import { Router, NavigationStart, NavigationEnd } from '@angular/router';
import { filter, map } from 'rxjs/operators';

@Component({
selector: 'app-progress-bar',
template: 
<p-progressBar mode="{{ mode$| async }}"></p-progressBar> , styles: [ :host ::ng-deep .ui-progressbar { height: 4px; background: #c5c5c5; },  :host ::ng-deep .ui-widget-header { border: none; },  :host ::ng-deep .ui-widget-content { border: none; },  :host ::ng-deep .ui-corner-all { border-radius: 0; }  ] }) export class ProgressBarComponent { mode$ = this.router.events.pipe(
filter(evt => evt instanceof NavigationStart || evt instanceof NavigationEnd),
map(evt => evt instanceof NavigationStart ? 'indeterminate' : '')
);

constructor(private router: Router) { }
}


And we are done! We now have a working progress bar.

## Conclusion

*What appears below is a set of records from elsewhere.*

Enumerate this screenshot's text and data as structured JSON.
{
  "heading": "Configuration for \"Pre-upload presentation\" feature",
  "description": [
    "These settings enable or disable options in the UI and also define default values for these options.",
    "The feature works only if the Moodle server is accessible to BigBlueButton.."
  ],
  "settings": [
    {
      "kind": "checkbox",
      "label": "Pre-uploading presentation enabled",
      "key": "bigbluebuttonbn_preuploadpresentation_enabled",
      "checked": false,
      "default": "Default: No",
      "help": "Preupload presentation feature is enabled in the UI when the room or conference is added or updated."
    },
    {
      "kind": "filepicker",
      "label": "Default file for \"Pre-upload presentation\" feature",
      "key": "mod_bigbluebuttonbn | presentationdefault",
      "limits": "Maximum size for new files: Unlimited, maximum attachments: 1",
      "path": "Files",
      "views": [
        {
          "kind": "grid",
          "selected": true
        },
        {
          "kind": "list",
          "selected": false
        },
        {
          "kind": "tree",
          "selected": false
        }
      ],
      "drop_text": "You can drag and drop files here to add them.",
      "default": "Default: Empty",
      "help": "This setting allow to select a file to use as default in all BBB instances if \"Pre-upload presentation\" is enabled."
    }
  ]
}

Today we saw how to create a progress bar for Angular using PrimeNG. We bound the progress bar animation to the navigation of the Angular router and saw how to style a component and component used within it using :host and ::ng-deep. Hope you liked this post, see you next time!

Designed, built and maintained by Kimserey Lam.